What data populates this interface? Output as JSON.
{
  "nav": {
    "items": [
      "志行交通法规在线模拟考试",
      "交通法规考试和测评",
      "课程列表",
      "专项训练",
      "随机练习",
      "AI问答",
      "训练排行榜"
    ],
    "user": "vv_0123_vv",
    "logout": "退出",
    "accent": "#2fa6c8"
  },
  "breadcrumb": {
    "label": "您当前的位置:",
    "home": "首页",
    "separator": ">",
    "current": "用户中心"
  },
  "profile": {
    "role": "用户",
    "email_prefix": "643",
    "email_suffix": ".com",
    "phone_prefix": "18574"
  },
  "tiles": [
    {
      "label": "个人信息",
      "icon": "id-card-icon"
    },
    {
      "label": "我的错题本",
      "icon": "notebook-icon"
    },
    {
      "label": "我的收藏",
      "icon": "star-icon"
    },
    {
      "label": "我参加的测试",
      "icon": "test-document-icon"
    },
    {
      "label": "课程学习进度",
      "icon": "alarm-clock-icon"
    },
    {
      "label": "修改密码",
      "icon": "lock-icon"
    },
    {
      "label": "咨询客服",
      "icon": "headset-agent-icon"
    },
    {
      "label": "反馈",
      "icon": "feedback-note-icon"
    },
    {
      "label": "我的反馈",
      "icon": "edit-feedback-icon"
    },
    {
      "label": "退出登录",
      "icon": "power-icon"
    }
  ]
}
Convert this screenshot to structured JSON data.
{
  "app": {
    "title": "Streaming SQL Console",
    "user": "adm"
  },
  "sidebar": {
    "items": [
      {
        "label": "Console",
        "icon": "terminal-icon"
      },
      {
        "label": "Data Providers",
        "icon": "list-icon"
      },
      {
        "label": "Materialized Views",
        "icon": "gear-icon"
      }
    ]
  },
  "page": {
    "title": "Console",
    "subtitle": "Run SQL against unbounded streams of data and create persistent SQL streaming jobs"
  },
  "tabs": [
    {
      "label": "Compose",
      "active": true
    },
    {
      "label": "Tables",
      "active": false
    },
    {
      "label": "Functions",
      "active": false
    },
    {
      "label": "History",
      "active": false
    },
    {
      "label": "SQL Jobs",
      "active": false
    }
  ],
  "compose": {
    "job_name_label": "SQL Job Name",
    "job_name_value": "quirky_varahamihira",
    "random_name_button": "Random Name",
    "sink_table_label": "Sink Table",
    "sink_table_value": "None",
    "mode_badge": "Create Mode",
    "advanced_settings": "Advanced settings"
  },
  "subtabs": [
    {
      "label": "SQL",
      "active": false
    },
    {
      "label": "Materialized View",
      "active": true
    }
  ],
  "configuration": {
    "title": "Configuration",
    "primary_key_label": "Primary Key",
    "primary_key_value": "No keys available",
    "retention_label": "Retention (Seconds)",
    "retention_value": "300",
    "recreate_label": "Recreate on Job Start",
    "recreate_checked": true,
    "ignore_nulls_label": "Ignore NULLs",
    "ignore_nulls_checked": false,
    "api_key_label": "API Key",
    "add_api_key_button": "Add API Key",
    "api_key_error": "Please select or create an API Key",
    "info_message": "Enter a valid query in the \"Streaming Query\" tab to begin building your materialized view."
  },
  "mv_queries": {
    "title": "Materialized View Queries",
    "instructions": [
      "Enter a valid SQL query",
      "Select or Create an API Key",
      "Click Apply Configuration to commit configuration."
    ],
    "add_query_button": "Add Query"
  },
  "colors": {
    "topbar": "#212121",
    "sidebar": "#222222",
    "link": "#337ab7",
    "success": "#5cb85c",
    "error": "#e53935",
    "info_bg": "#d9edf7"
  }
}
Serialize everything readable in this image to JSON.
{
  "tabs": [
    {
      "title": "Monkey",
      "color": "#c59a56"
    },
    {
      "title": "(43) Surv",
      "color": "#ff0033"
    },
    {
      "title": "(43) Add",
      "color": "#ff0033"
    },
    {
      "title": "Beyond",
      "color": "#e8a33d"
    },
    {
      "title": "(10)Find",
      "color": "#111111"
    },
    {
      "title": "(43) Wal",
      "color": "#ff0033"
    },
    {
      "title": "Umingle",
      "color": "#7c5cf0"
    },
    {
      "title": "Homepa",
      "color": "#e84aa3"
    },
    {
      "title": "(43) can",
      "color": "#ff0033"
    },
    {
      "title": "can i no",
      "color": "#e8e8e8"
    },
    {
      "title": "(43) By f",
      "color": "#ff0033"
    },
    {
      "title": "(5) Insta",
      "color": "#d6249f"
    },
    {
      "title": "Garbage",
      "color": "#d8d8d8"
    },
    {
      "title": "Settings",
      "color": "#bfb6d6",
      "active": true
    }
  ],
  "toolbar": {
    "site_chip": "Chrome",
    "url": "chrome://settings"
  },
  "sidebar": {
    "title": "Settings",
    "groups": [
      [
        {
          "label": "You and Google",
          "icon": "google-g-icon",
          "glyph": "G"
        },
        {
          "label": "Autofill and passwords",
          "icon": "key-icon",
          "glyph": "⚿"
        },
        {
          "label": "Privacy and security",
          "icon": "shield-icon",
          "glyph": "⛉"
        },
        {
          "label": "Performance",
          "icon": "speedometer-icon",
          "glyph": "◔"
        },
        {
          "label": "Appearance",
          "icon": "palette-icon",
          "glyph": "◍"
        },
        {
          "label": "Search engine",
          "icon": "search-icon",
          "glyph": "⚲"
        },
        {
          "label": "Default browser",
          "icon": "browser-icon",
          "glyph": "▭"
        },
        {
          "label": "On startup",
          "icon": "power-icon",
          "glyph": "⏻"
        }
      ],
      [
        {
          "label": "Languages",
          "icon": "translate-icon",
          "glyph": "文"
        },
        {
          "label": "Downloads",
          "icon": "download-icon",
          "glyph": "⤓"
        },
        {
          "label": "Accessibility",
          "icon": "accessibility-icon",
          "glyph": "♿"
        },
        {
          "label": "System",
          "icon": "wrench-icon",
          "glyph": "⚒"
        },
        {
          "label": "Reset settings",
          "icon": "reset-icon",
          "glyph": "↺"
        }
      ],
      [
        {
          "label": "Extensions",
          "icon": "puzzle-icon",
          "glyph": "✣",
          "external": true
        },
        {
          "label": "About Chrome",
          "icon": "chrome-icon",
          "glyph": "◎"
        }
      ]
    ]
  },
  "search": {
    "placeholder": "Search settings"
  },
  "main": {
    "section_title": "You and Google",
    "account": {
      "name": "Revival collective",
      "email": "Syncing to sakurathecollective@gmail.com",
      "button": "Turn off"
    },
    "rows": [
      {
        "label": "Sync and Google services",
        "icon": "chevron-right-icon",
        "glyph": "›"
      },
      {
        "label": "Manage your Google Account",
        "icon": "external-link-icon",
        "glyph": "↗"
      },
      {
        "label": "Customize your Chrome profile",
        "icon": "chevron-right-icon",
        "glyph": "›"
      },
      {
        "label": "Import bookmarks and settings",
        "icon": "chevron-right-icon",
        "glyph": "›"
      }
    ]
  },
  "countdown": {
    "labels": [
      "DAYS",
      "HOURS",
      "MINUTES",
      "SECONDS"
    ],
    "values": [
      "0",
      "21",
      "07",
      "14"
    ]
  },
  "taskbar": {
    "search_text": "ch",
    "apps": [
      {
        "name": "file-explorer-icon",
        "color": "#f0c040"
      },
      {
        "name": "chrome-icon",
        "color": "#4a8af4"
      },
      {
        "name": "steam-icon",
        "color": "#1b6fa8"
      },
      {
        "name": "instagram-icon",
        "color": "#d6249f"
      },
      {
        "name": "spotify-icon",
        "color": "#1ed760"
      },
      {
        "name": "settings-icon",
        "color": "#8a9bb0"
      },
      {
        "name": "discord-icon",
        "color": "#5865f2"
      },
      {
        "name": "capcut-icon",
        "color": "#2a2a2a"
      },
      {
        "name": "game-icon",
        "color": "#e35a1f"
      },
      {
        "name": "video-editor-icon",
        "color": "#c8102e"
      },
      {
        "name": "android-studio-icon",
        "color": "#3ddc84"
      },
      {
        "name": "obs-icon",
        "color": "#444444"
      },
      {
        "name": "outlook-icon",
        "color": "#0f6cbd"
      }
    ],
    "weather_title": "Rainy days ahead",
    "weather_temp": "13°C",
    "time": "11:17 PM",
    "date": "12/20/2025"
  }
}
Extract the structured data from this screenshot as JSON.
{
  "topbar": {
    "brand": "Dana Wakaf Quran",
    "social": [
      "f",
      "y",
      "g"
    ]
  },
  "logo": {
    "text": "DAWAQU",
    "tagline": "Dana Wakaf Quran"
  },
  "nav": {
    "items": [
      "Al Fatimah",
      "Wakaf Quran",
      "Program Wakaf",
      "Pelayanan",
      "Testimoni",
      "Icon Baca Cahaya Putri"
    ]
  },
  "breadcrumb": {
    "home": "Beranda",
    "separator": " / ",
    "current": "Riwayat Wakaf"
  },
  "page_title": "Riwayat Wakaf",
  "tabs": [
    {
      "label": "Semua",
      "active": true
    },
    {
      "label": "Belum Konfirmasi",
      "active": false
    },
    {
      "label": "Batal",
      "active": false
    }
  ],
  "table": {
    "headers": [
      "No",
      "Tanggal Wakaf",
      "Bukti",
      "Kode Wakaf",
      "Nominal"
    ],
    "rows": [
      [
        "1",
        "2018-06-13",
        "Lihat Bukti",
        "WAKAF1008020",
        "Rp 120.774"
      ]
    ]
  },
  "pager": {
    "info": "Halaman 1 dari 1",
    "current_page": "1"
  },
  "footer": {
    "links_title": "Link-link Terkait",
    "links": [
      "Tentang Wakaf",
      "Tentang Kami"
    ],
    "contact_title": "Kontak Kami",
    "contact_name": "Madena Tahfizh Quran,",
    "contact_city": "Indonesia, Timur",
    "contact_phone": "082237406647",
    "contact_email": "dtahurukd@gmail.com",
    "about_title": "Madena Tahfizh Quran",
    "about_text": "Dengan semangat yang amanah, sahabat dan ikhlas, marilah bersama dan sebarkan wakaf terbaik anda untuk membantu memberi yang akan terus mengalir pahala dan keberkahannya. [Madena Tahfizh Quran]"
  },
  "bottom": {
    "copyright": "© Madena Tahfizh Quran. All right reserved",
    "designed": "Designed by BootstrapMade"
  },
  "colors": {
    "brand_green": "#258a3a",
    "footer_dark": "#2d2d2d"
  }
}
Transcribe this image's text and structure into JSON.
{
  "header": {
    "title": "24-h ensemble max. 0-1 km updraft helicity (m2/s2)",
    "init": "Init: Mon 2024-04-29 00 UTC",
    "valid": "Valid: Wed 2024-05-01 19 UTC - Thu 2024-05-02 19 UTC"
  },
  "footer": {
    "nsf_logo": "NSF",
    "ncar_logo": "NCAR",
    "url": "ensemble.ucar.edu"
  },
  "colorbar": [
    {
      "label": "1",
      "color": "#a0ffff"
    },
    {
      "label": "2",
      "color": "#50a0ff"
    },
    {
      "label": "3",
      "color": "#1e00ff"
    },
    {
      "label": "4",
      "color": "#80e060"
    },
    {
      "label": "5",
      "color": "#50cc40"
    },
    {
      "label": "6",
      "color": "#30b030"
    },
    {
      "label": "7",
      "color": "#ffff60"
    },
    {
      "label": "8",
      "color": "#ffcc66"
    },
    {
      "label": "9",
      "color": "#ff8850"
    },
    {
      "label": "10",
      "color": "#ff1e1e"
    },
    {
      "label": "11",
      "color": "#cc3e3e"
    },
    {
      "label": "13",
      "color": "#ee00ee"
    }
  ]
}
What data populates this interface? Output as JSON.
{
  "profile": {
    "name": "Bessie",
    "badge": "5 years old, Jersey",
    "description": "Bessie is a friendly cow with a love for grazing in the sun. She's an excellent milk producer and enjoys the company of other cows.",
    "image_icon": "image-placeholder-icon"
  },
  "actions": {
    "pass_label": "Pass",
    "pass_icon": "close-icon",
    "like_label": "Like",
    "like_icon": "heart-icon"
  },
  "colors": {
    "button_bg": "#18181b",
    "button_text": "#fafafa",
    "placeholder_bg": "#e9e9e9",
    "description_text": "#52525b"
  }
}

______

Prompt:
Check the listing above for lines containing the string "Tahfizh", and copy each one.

Result of the exercise:
    "contact_name": "Madena Tahfizh Quran,",
    "about_title": "Madena Tahfizh Quran",
    "about_text": "Dengan semangat yang amanah, sahabat dan ikhlas, marilah bersama dan sebarkan wakaf terbaik anda untuk membantu memberi yang akan terus mengalir pahala dan keberkahannya. [Madena Tahfizh Quran]"
    "copyright": "© Madena Tahfizh Quran. All right reserved",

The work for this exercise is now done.